Springfield, MO—Thousands of Ozarkers will celebrate Groundhog Day by feasting upon the weather-predicting varmint. Chewy yet nutritious, the humble groundhog has been feeding families in the area for decades.
“Used to be we have to go out hunting for the animal, now-a-days we can find them along a side of the road or hiding under the mobile home,” said Erv Livingston. Notable among sociologists, the groundhog has long been associated with the ability to understand Earthly wind patterns to determine the length of winter while still remaining a sustaining appetizer.

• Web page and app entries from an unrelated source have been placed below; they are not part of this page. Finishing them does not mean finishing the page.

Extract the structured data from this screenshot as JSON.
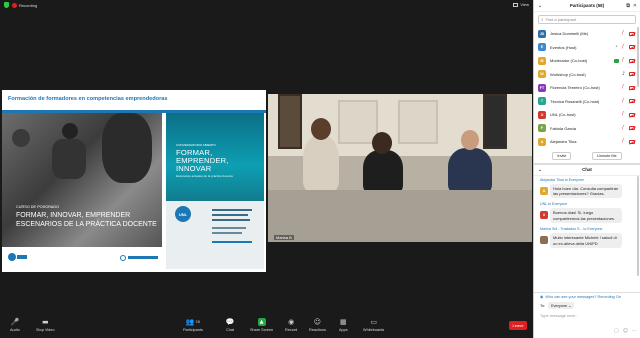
{
  "topbar": {
    "recording": "Recording",
    "view": "View"
  },
  "slide": {
    "header": "Formación de formadores en competencias emprendedoras",
    "course_small": "CURSO DE POSGRADO",
    "course_line1": "FORMAR, INNOVAR, EMPRENDER",
    "course_line2": "ESCENARIOS DE LA PRÁCTICA DOCENTE",
    "poster_small": "CONVERSATORIO ABIERTO",
    "poster_l1": "FORMAR,",
    "poster_l2": "EMPRENDER,",
    "poster_l3": "INNOVAR",
    "poster_sub": "Escenarios actuales de la práctica docente",
    "poster_logo": "UNL"
  },
  "video": {
    "name": "Marisa B"
  },
  "controls": [
    {
      "id": "audio",
      "label": "Audio",
      "icon": "🎤"
    },
    {
      "id": "stop-video",
      "label": "Stop Video",
      "icon": "▬"
    },
    {
      "id": "participants",
      "label": "Participants",
      "icon": "👥",
      "count": "58"
    },
    {
      "id": "chat",
      "label": "Chat",
      "icon": "💬"
    },
    {
      "id": "share",
      "label": "Share Screen",
      "icon": "▲"
    },
    {
      "id": "record",
      "label": "Record",
      "icon": "◉"
    },
    {
      "id": "reactions",
      "label": "Reactions",
      "icon": "☺"
    },
    {
      "id": "apps",
      "label": "Apps",
      "icon": "▦"
    },
    {
      "id": "whiteboards",
      "label": "Whiteboards",
      "icon": "▭"
    }
  ],
  "leave": "Leave",
  "participants": {
    "title": "Participants (58)",
    "search_placeholder": "Find a participant",
    "items": [
      {
        "initials": "JD",
        "name": "Jesica Dominelli (Me)",
        "color": "#2d6fa8"
      },
      {
        "initials": "E",
        "name": "Eventos (Host)",
        "color": "#3b8bd0"
      },
      {
        "initials": "M",
        "name": "Moderador (Co-host)",
        "color": "#e0a82e"
      },
      {
        "initials": "W",
        "name": "Workshop (Co-host)",
        "color": "#e0a82e"
      },
      {
        "initials": "FT",
        "name": "Florencia Tenreiro (Co-host)",
        "color": "#8a3ab8"
      },
      {
        "initials": "T",
        "name": "Técnica Rosanelli (Co-host)",
        "color": "#2aa58f"
      },
      {
        "initials": "U",
        "name": "UNL (Co-host)",
        "color": "#d0392b"
      },
      {
        "initials": "F",
        "name": "Fabiola Garcia",
        "color": "#7ba34a"
      },
      {
        "initials": "A",
        "name": "Alejandra Tilua",
        "color": "#e0a82e"
      }
    ],
    "invite": "Invite",
    "mute_me": "Unmute Me"
  },
  "chat": {
    "title": "Chat",
    "messages": [
      {
        "from": "Alejandra Tilua to Everyone",
        "body": "Hola buen día. Consulta compartirán las presentaciones? Gracias.",
        "initial": "A",
        "color": "#e0a82e"
      },
      {
        "from": "UNL to Everyone",
        "body": "Buenos días! Sí, luego compartiremos las presentaciones.",
        "initial": "U",
        "color": "#d0392b"
      },
      {
        "from": "Marina Sol - Traslados S... to Everyone",
        "body": "Muito interesante Michele ! saludi di un ex-alieva della UNIPD",
        "initial": "",
        "color": "#8a7050"
      }
    ],
    "who_can_see": "Who can see your messages? Recording On",
    "to_label": "To:",
    "to_value": "Everyone",
    "input_placeholder": "Type message here..."
  }
}
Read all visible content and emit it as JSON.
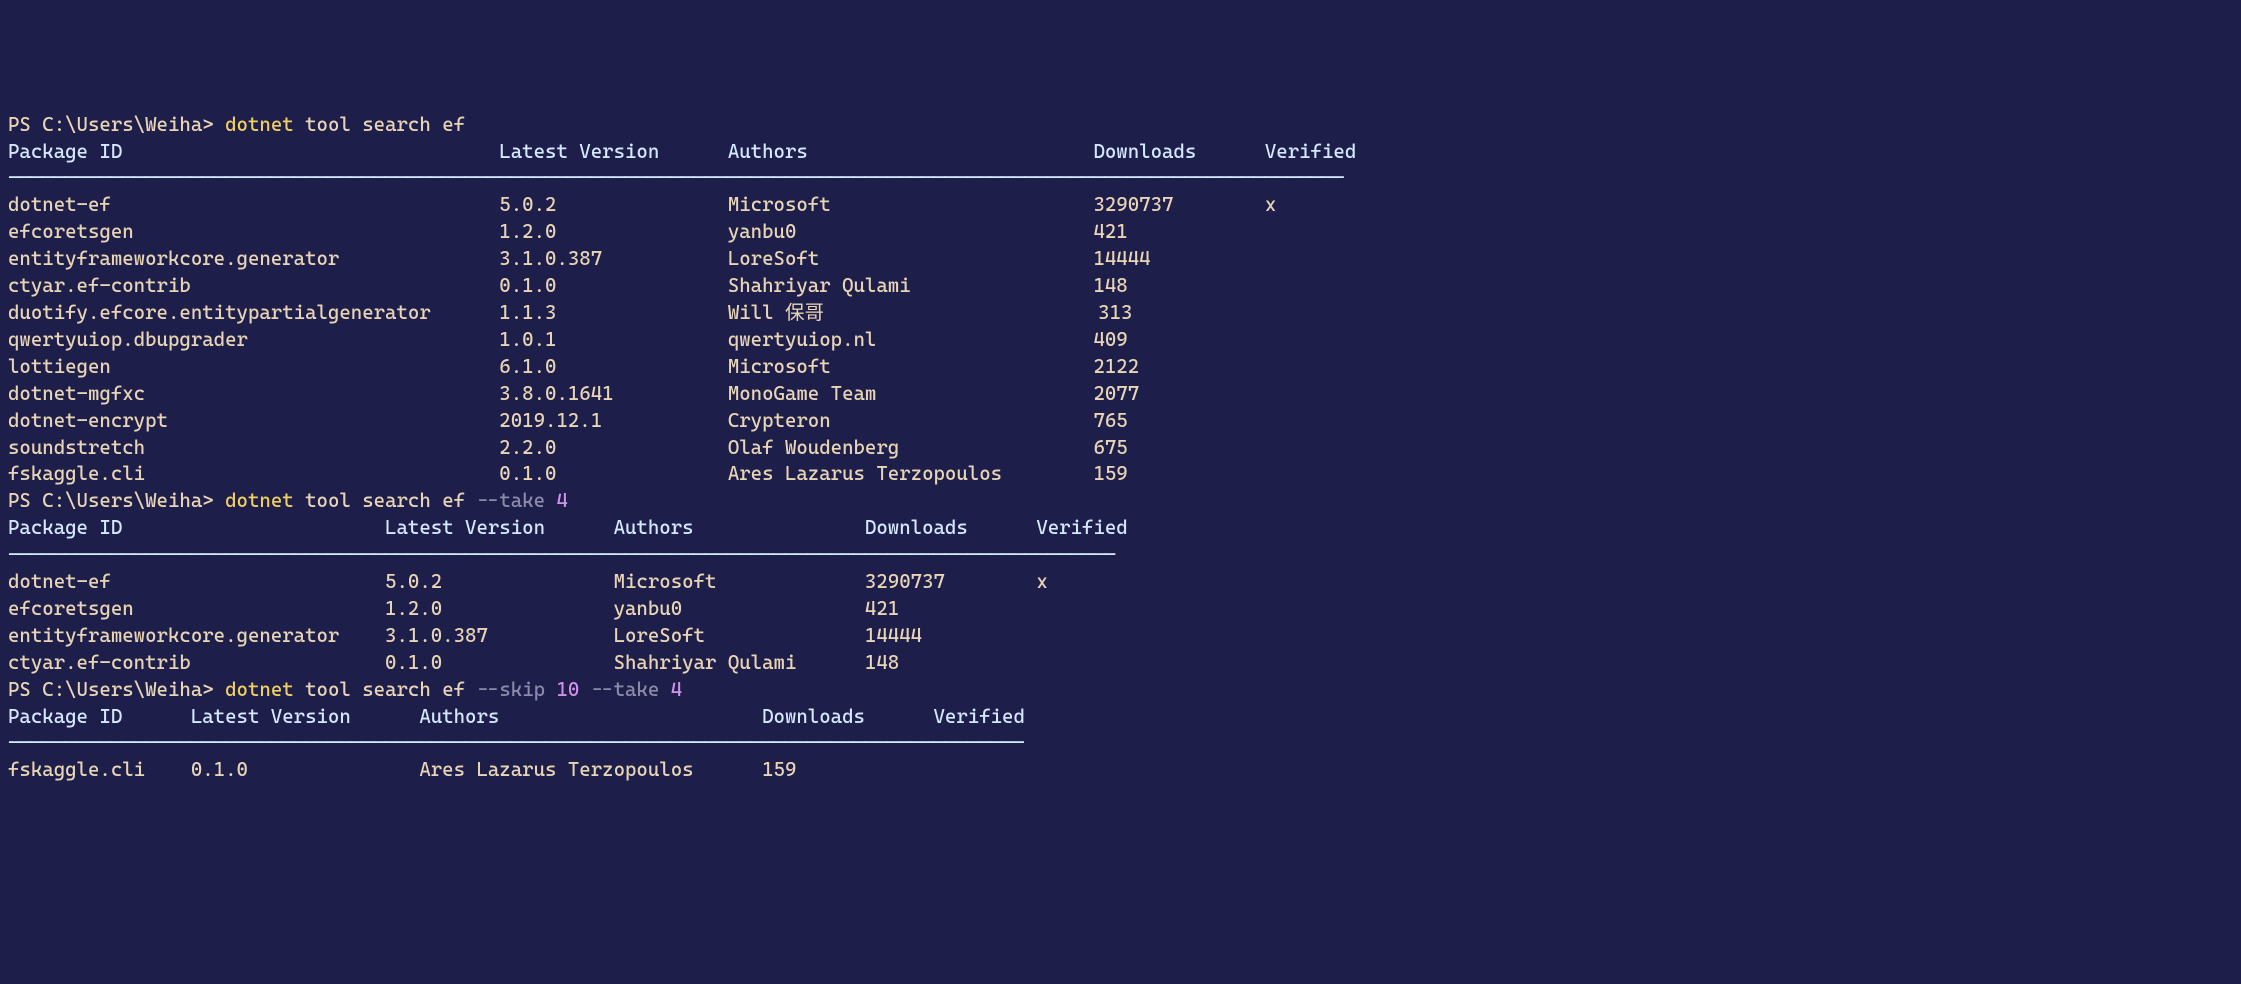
{
  "prompt": {
    "ps": "PS ",
    "path": "C:\\Users\\Weiha",
    "gt": "> "
  },
  "commands": {
    "cmd1": {
      "exe": "dotnet",
      "args": " tool search ef"
    },
    "cmd2": {
      "exe": "dotnet",
      "args_pre": " tool search ef ",
      "flag1": "--take",
      "num1": " 4"
    },
    "cmd3": {
      "exe": "dotnet",
      "args_pre": " tool search ef ",
      "flag1": "--skip",
      "num1": " 10 ",
      "flag2": "--take",
      "num2": " 4"
    }
  },
  "table1": {
    "header": "Package ID                                 Latest Version      Authors                         Downloads      Verified",
    "dashes": "---------------------------------------------------------------------------------------------------------------------",
    "rows": [
      "dotnet-ef                                  5.0.2               Microsoft                       3290737        x",
      "efcoretsgen                                1.2.0               yanbu0                          421",
      "entityframeworkcore.generator              3.1.0.387           LoreSoft                        14444",
      "ctyar.ef-contrib                           0.1.0               Shahriyar Qulami                148",
      "duotify.efcore.entitypartialgenerator      1.1.3               Will 保哥                        313",
      "qwertyuiop.dbupgrader                      1.0.1               qwertyuiop.nl                   409",
      "lottiegen                                  6.1.0               Microsoft                       2122",
      "dotnet-mgfxc                               3.8.0.1641          MonoGame Team                   2077",
      "dotnet-encrypt                             2019.12.1           Crypteron                       765",
      "soundstretch                               2.2.0               Olaf Woudenberg                 675",
      "fskaggle.cli                               0.1.0               Ares Lazarus Terzopoulos        159"
    ]
  },
  "table2": {
    "header": "Package ID                       Latest Version      Authors               Downloads      Verified",
    "dashes": "-------------------------------------------------------------------------------------------------",
    "rows": [
      "dotnet-ef                        5.0.2               Microsoft             3290737        x",
      "efcoretsgen                      1.2.0               yanbu0                421",
      "entityframeworkcore.generator    3.1.0.387           LoreSoft              14444",
      "ctyar.ef-contrib                 0.1.0               Shahriyar Qulami      148"
    ]
  },
  "table3": {
    "header": "Package ID      Latest Version      Authors                       Downloads      Verified",
    "dashes": "-----------------------------------------------------------------------------------------",
    "rows": [
      "fskaggle.cli    0.1.0               Ares Lazarus Terzopoulos      159"
    ]
  }
}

“If I had a nickel for every time one of these G-hogs hit my pit I’d be a richer man than I am now…I’d be more nickelful,” quipped Rodney Trimble a local BBQ groundhog connoisseur.
Trimble said, “all you gots to do is take a gun, .22 preferred, and aim it at the head, squeeze off a round, then skin and gut. The carcass can then be cleaned with a water hose. After quartering the critter, toss it into a trash bag of your favorite seasonings and marinade in the icebox for 3-4 days. When ready remove and grill to medium well and serve paired with Olympia canned beer.”
Livingston said the taste of G-hog depends upon the actions taken immediately before the animal is harvested. “If the groundhog sees his shadow before I hit ‘em in the head with a slingshot it tastes like dark meat, if he don’t see it then he tastes like white meat. Y’know chicken. The bacon on the G-hog tastes like bacon. It is just in smaller strips.”
Filed Under: Food